• Work task: Check each line of the entries below for the word "ymax", and copy out the ones that have it.

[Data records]
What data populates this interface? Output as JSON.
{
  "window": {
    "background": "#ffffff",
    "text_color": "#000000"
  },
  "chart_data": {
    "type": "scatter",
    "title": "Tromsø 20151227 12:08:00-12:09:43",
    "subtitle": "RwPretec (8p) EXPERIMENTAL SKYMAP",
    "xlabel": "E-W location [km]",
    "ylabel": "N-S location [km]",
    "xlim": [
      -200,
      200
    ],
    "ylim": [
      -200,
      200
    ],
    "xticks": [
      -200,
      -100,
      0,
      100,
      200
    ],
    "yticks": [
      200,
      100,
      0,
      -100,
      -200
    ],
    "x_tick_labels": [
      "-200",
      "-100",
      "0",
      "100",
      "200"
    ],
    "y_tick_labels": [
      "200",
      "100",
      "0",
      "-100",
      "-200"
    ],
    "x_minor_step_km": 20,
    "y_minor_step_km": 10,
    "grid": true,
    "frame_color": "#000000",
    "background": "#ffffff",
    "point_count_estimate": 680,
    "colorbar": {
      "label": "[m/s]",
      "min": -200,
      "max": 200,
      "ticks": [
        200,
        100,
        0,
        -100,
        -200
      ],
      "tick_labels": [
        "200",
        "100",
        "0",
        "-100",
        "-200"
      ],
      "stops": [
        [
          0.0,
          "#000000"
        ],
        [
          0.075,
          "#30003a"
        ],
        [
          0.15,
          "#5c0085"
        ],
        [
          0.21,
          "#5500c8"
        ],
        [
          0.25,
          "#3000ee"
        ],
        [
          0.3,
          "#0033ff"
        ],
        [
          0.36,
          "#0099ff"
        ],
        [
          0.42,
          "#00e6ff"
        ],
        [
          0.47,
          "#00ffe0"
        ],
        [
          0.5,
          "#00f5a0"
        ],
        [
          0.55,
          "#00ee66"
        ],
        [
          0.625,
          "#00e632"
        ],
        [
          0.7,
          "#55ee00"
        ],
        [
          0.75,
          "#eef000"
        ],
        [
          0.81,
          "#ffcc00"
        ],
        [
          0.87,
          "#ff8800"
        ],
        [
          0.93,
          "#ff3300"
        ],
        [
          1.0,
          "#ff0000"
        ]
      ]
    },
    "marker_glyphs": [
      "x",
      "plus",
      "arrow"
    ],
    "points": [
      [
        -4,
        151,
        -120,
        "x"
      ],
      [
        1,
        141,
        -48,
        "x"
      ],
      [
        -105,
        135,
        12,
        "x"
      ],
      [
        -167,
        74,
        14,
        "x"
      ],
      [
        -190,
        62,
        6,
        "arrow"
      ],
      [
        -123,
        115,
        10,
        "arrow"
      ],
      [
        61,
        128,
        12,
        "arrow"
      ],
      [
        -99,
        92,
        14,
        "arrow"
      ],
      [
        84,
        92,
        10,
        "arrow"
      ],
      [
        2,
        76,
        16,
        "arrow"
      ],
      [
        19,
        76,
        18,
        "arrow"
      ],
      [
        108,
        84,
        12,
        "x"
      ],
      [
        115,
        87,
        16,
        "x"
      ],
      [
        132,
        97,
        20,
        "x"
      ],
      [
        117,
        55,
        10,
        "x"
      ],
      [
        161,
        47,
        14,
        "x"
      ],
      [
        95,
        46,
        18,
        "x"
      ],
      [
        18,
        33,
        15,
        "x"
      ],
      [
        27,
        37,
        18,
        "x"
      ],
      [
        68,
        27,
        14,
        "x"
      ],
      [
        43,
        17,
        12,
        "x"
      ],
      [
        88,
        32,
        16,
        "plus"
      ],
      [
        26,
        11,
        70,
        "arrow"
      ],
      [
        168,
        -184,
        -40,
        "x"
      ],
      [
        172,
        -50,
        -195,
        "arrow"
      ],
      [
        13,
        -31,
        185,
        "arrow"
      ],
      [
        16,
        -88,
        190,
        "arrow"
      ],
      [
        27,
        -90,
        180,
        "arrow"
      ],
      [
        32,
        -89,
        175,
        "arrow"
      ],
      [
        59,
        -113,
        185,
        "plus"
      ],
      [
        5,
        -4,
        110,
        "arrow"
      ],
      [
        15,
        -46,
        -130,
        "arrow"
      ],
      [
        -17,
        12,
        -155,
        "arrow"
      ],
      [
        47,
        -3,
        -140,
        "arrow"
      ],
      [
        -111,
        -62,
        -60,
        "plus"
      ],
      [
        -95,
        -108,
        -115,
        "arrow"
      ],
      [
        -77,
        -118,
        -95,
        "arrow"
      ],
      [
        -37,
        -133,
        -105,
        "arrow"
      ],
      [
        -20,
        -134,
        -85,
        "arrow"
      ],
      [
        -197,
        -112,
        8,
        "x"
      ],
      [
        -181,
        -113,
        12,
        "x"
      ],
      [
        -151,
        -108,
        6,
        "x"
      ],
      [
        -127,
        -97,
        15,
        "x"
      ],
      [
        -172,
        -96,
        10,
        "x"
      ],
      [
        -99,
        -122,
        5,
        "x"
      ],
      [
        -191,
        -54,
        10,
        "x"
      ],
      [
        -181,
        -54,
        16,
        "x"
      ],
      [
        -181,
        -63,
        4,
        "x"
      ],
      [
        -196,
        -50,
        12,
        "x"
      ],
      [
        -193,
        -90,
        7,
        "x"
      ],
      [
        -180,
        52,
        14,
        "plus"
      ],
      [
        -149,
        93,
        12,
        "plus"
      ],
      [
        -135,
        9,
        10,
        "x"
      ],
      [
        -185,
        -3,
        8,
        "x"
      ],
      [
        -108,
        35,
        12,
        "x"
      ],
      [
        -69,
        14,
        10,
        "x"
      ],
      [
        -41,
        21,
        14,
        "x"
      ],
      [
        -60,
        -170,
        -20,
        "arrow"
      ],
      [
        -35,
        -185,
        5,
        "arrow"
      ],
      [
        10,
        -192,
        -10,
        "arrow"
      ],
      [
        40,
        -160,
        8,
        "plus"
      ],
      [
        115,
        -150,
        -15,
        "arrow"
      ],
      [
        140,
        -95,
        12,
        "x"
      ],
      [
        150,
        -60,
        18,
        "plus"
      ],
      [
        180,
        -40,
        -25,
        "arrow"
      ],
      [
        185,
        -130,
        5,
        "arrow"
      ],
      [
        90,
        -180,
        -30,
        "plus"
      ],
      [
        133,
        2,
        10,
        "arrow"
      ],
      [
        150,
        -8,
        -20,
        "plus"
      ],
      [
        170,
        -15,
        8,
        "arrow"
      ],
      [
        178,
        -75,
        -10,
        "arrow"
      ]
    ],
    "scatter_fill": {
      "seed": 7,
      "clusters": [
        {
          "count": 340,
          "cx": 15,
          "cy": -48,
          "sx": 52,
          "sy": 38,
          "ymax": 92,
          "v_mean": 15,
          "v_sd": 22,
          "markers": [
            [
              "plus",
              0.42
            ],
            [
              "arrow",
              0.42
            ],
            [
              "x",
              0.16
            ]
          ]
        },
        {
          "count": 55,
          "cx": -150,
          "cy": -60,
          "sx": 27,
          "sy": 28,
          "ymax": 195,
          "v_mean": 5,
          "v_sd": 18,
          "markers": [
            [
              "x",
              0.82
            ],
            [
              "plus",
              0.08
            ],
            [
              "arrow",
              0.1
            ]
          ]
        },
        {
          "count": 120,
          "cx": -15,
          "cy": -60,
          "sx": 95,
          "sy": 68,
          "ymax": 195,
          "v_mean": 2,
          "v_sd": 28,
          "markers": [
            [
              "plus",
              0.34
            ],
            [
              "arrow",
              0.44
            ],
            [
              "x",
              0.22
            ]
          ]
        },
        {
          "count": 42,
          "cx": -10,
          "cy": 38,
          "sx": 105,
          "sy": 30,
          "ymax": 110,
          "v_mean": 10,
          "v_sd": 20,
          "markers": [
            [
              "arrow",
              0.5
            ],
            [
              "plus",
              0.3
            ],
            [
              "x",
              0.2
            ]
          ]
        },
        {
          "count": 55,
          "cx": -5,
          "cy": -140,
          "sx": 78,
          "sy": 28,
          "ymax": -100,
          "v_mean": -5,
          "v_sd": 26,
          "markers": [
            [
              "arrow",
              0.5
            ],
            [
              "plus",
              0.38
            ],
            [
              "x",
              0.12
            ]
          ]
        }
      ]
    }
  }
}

• Answer space:
          "ymax": 92,
          "ymax": 195,
          "ymax": 195,
          "ymax": 110,
          "ymax": -100,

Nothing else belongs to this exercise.